Sunday, January 29, 2012

"Of Revenge"

The most unproductive urge in management is revenge. It is an irrational emotion created by a perceived injustice and it produces irrational behaviour with wasted energy. Over many years of mentoring and coaching I've seen hundreds of managers squander their leadership currency by dwelling on a grudge. 

There is no room for revenge in business. Revenge is like quicksand: the angrier you get, the faster you sink. I've always told folks that history is over, so get over it. Move on: build, create, and forgive. Of course that advice is easier said than done. So over the years I've looked for published material to help prevent folks from sinking in the revenge quicksand. 

There is a lot of well-written business material to provide guidance, but I have never found anything with much lasting impact until a few weeks ago. I was helping my son with an essay on Hamlet, a play centred around a character tortured by the need to seek revenge. In the process of researching the paper my son came across a wonderful quote from a Francis Bacon essay titled "Of Revenge": 
"Certainly, in taking revenge, a man is but even with his enemy; but in passing it over, he is superior; for it is a prince’s part to pardon."
The essay containing this quote was written over 400 years ago, yet it has enduring truth for current managers. We all feel wronged at times during the course of leading in an organization. Whether we get passed over for a promotion, cheated out of a bonus, or caught in a downsizing.  Dwelling on the event is fruitless. Focusing on the negative simply throws you into the infinite vortex of despair. 

Focus on what you are going to do next. The past may be prologue. But it has passed. The future will only start when you rise above the irrelevant self-imposed prison created by wanting revenge. The future belongs to the optimist.


Wednesday, January 4, 2012

Part 16 - When going out into the Universe, remember: "Boldly go where no man has gone before!"

(This is part 16 in a series of 16 posts about IT leadership in higher education titled Everything I Need to Know about IT Management I Learned from Star Trek. See Part 0 - Introduction for the full list.)

Every episode of the original Star Trek began with the proclamation to "Boldly go where no man has gone before!" For folks working with technology, this statement is a natural assumption. But there are two caveats.

First, I’m a big believer in early to beta, late to production. What I mean is that it is good to experiment with new technologies in beta test mode. But we have an obligation to our organizations to treat production as sacred. Experiment to learn but be cautious about what you give to your clients who trust you for reliable production-ready solutions. No matter how much we like cool new toys; we must ensure they will work reliably in production.
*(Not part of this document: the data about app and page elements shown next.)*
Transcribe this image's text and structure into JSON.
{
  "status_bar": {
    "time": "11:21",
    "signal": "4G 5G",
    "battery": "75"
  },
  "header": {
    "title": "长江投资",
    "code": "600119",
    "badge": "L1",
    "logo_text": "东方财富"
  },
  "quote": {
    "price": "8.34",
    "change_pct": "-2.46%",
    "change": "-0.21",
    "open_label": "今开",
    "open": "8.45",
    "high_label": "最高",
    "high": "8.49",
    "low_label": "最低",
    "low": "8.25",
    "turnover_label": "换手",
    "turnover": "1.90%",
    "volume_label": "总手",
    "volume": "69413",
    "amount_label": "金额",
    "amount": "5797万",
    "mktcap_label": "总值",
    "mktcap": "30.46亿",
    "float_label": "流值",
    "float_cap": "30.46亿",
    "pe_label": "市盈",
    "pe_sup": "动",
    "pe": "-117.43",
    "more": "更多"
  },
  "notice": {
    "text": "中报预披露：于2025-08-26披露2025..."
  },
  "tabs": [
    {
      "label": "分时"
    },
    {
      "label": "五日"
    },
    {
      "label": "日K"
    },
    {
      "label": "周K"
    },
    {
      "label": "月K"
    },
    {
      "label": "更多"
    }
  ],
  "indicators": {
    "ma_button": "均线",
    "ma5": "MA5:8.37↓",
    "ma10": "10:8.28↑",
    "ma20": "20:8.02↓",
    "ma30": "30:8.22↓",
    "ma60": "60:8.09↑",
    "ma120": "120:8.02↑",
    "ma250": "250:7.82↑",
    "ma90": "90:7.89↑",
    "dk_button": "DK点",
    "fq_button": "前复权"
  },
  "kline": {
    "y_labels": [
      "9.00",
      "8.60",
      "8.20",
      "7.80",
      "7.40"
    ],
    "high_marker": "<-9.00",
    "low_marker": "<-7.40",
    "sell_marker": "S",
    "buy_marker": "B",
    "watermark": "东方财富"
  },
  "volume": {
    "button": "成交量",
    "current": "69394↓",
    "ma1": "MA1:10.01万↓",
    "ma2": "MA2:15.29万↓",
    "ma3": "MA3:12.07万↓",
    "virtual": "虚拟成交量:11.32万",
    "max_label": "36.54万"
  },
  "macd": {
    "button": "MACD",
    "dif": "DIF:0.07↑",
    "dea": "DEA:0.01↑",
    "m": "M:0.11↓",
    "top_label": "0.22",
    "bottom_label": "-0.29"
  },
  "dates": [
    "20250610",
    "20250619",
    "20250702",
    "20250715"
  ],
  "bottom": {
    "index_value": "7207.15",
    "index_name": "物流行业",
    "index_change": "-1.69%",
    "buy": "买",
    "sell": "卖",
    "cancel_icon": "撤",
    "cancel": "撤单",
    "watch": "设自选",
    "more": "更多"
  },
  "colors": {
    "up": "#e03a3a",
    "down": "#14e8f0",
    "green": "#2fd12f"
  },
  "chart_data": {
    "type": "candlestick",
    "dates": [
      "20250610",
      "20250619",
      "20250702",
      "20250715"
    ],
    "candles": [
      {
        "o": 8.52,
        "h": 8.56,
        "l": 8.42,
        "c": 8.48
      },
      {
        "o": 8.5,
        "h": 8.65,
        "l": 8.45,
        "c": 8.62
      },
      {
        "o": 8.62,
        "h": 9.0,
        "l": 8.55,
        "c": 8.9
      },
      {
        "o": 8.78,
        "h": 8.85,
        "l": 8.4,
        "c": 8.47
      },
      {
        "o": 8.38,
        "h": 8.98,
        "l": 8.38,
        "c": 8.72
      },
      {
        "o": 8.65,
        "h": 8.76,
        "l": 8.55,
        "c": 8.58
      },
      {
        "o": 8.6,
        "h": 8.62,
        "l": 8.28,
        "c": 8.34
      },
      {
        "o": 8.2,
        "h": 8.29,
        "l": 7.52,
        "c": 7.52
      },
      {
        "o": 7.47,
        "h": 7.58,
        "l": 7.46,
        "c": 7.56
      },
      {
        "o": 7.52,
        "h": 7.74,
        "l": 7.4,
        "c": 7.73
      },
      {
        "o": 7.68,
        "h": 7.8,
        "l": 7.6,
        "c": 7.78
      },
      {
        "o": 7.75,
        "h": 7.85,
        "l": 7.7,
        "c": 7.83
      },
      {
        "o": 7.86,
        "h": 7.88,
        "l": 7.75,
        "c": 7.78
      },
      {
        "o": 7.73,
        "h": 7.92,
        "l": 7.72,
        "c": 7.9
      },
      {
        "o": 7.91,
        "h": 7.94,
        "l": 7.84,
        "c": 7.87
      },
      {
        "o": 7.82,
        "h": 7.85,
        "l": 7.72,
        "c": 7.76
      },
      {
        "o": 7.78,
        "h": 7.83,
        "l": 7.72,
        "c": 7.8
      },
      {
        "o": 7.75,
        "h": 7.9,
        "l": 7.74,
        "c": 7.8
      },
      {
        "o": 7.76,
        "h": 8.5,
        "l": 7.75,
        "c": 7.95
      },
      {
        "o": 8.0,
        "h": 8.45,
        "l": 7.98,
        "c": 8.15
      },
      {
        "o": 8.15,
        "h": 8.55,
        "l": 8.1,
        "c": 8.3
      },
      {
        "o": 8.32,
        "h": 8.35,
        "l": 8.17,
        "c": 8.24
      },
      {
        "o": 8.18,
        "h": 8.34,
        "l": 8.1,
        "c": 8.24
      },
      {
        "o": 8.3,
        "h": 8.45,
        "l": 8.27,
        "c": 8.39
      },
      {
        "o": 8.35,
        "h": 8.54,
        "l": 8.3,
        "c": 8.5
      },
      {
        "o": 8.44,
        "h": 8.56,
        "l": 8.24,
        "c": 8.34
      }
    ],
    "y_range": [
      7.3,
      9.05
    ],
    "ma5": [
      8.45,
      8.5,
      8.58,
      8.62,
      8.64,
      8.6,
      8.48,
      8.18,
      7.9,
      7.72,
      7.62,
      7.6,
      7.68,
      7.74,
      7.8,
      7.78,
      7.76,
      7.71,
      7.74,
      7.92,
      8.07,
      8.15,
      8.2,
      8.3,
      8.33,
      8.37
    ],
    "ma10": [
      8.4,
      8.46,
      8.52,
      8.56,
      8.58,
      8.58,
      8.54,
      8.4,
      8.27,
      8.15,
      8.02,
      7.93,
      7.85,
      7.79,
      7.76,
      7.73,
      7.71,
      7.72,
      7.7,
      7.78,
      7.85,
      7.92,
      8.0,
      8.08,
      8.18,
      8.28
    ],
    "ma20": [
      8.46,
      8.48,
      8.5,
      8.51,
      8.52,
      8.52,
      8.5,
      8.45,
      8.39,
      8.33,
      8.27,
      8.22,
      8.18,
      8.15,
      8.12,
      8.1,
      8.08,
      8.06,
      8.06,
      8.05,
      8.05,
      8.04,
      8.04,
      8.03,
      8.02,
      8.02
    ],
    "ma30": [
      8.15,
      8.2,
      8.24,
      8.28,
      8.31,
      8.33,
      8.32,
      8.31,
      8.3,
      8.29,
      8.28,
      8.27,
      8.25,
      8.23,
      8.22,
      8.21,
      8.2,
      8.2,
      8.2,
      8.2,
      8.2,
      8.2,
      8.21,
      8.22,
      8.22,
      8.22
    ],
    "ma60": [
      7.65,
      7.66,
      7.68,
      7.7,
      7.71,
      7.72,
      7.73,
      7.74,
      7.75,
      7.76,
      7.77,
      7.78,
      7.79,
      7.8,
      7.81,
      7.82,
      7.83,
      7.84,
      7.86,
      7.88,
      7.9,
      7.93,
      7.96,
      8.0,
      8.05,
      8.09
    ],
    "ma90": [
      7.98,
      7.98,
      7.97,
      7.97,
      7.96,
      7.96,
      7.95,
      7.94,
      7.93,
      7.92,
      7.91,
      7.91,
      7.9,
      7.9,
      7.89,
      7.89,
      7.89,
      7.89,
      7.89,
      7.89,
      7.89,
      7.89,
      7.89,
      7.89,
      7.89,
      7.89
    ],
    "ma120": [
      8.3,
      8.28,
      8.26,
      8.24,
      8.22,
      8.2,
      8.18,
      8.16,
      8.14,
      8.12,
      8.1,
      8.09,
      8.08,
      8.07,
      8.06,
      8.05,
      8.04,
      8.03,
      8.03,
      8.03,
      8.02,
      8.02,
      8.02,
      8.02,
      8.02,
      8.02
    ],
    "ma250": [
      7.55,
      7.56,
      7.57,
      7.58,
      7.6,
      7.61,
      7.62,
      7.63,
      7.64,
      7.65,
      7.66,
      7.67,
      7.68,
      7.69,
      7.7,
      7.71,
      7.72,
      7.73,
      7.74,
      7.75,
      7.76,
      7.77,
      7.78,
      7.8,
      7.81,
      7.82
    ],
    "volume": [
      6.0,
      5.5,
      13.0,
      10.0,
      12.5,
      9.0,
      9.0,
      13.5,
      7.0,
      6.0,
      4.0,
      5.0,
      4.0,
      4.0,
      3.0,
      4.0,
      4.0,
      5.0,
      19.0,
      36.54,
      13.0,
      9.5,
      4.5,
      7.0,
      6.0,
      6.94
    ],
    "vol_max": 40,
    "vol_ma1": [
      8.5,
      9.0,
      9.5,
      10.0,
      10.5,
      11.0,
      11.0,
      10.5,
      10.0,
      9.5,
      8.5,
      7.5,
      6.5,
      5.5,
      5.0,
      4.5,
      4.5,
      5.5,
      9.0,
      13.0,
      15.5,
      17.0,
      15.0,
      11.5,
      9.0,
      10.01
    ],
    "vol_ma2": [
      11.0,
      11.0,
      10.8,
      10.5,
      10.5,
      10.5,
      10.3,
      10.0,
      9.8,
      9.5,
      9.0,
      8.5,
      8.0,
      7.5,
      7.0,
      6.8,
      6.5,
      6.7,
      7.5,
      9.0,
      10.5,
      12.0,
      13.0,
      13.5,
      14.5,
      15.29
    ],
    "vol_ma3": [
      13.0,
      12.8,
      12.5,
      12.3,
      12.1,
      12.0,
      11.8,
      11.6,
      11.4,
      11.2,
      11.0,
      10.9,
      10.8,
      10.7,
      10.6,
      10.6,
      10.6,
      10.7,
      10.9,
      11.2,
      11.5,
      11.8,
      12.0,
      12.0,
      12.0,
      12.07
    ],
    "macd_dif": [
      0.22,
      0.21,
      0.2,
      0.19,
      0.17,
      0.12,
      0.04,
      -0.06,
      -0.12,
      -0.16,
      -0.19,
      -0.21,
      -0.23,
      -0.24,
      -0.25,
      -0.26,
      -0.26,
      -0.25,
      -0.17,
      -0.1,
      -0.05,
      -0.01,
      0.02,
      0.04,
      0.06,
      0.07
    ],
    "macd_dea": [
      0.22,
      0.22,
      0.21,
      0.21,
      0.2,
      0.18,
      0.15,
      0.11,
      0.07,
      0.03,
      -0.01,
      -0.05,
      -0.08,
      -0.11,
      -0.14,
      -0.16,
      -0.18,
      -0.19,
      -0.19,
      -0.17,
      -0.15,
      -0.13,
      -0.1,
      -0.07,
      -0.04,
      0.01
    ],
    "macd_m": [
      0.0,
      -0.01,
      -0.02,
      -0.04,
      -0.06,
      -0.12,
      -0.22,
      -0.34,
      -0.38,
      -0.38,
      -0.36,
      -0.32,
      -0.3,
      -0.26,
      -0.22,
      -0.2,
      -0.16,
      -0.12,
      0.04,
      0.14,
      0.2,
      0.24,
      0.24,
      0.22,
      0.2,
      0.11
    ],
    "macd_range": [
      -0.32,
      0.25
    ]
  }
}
For example, I worked at a Canadian organization where one of our peers moved some services to a foreign cloud computing service. At the time there were huge potential privacy and legislative compliance concerns about moving personal data out of the country. Although we wanted to do something similar, the legal and technical analysis was expensive and time consuming.

Pioneers have arrows in their backs, so we let them go first. They figured out the privacy issues, they sorted out legislation concerns, and they pioneered the first contract of its type in Canada. Once the first-mover problems were sorted out, the way was paved for cheaper, quicker, and less painful implementation at other similar organizations.

That was caveat #1. The second caveat is related to the time and period when the original Star Trek was aired. It was a product of the mid 1960's when political correctness was only beginning. You should boldly go where no person has gone before!